### MATERIAL PROVIDED
──────────

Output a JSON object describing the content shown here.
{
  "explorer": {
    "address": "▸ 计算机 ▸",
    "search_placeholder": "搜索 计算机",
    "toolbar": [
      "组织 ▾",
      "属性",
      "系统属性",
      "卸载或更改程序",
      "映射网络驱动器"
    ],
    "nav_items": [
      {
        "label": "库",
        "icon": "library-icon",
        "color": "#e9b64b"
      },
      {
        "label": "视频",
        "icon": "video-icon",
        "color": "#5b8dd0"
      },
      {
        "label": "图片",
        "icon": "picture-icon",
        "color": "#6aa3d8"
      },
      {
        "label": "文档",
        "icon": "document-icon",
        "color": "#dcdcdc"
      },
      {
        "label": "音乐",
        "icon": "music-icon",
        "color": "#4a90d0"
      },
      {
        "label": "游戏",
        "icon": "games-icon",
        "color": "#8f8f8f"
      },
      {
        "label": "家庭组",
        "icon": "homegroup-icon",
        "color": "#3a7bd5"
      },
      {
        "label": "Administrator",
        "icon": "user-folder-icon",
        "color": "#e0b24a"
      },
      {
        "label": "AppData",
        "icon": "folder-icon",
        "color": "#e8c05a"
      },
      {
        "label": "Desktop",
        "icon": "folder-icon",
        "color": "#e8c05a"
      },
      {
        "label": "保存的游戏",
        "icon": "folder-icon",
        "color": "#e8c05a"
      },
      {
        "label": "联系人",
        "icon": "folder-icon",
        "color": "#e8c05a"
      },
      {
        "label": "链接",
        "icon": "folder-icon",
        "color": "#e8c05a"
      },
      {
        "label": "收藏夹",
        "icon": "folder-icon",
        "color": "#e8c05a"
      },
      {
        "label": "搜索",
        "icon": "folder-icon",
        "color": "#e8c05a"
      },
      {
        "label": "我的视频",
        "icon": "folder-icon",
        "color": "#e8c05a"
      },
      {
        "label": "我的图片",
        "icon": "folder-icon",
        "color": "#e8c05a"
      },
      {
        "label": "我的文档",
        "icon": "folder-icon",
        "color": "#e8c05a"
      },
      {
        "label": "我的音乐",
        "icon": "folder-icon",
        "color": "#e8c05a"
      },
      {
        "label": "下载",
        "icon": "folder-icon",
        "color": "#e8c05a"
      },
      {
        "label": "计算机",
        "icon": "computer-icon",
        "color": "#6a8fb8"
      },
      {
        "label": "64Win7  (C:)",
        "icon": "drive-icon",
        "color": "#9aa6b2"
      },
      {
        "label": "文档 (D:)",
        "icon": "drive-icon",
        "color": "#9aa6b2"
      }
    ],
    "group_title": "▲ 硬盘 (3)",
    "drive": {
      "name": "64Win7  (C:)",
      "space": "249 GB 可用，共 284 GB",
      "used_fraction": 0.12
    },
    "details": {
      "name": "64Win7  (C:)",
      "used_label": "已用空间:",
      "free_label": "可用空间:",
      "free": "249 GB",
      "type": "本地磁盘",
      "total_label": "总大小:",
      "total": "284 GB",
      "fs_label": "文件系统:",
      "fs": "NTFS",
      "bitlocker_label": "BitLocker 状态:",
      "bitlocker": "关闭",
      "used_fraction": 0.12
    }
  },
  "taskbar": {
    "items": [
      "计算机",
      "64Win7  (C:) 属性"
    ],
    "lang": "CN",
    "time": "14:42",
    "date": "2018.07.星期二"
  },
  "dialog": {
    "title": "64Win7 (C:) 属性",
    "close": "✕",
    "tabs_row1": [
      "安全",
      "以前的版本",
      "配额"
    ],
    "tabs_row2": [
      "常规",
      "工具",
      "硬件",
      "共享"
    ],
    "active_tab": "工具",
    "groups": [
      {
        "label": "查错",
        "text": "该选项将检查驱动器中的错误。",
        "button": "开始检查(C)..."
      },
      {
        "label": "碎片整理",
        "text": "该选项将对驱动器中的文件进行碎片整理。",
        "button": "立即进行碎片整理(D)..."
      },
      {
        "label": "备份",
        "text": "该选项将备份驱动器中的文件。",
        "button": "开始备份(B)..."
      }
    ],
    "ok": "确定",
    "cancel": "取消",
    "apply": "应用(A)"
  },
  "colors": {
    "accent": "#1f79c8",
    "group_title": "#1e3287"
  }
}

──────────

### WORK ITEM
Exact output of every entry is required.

### ANSWER TO THE PROBLEM
Output a JSON object describing the content shown here.
{
  "explorer": {
    "address": "▸ 计算机 ▸",
    "search_placeholder": "搜索 计算机",
    "toolbar": [
      "组织 ▾",
      "属性",
      "系统属性",
      "卸载或更改程序",
      "映射网络驱动器"
    ],
    "nav_items": [
      {
        "label": "库",
        "icon": "library-icon",
        "color": "#e9b64b"
      },
      {
        "label": "视频",
        "icon": "video-icon",
        "color": "#5b8dd0"
      },
      {
        "label": "图片",
        "icon": "picture-icon",
        "color": "#6aa3d8"
      },
      {
        "label": "文档",
        "icon": "document-icon",
        "color": "#dcdcdc"
      },
      {
        "label": "音乐",
        "icon": "music-icon",
        "color": "#4a90d0"
      },
      {
        "label": "游戏",
        "icon": "games-icon",
        "color": "#8f8f8f"
      },
      {
        "label": "家庭组",
        "icon": "homegroup-icon",
        "color": "#3a7bd5"
      },
      {
        "label": "Administrator",
        "icon": "user-folder-icon",
        "color": "#e0b24a"
      },
      {
        "label": "AppData",
        "icon": "folder-icon",
        "color": "#e8c05a"
      },
      {
        "label": "Desktop",
        "icon": "folder-icon",
        "color": "#e8c05a"
      },
      {
        "label": "保存的游戏",
        "icon": "folder-icon",
        "color": "#e8c05a"
      },
      {
        "label": "联系人",
        "icon": "folder-icon",
        "color": "#e8c05a"
      },
      {
        "label": "链接",
        "icon": "folder-icon",
        "color": "#e8c05a"
      },
      {
        "label": "收藏夹",
        "icon": "folder-icon",
        "color": "#e8c05a"
      },
      {
        "label": "搜索",
        "icon": "folder-icon",
        "color": "#e8c05a"
      },
      {
        "label": "我的视频",
        "icon": "folder-icon",
        "color": "#e8c05a"
      },
      {
        "label": "我的图片",
        "icon": "folder-icon",
        "color": "#e8c05a"
      },
      {
        "label": "我的文档",
        "icon": "folder-icon",
        "color": "#e8c05a"
      },
      {
        "label": "我的音乐",
        "icon": "folder-icon",
        "color": "#e8c05a"
      },
      {
        "label": "下载",
        "icon": "folder-icon",
        "color": "#e8c05a"
      },
      {
        "label": "计算机",
        "icon": "computer-icon",
        "color": "#6a8fb8"
      },
      {
        "label": "64Win7  (C:)",
        "icon": "drive-icon",
        "color": "#9aa6b2"
      },
      {
        "label": "文档 (D:)",
        "icon": "drive-icon",
        "color": "#9aa6b2"
      }
    ],
    "group_title": "▲ 硬盘 (3)",
    "drive": {
      "name": "64Win7  (C:)",
      "space": "249 GB 可用，共 284 GB",
      "used_fraction": 0.12
    },
    "details": {
      "name": "64Win7  (C:)",
      "used_label": "已用空间:",
      "free_label": "可用空间:",
      "free": "249 GB",
      "type": "本地磁盘",
      "total_label": "总大小:",
      "total": "284 GB",
      "fs_label": "文件系统:",
      "fs": "NTFS",
      "bitlocker_label": "BitLocker 状态:",
      "bitlocker": "关闭",
      "used_fraction": 0.12
    }
  },
  "taskbar": {
    "items": [
      "计算机",
      "64Win7  (C:) 属性"
    ],
    "lang": "CN",
    "time": "14:42",
    "date": "2018.07.星期二"
  },
  "dialog": {
    "title": "64Win7 (C:) 属性",
    "close": "✕",
    "tabs_row1": [
      "安全",
      "以前的版本",
      "配额"
    ],
    "tabs_row2": [
      "常规",
      "工具",
      "硬件",
      "共享"
    ],
    "active_tab": "工具",
    "groups": [
      {
        "label": "查错",
        "text": "该选项将检查驱动器中的错误。",
        "button": "开始检查(C)..."
      },
      {
        "label": "碎片整理",
        "text": "该选项将对驱动器中的文件进行碎片整理。",
        "button": "立即进行碎片整理(D)..."
      },
      {
        "label": "备份",
        "text": "该选项将备份驱动器中的文件。",
        "button": "开始备份(B)..."
      }
    ],
    "ok": "确定",
    "cancel": "取消",
    "apply": "应用(A)"
  },
  "colors": {
    "accent": "#1f79c8",
    "group_title": "#1e3287"
  }
}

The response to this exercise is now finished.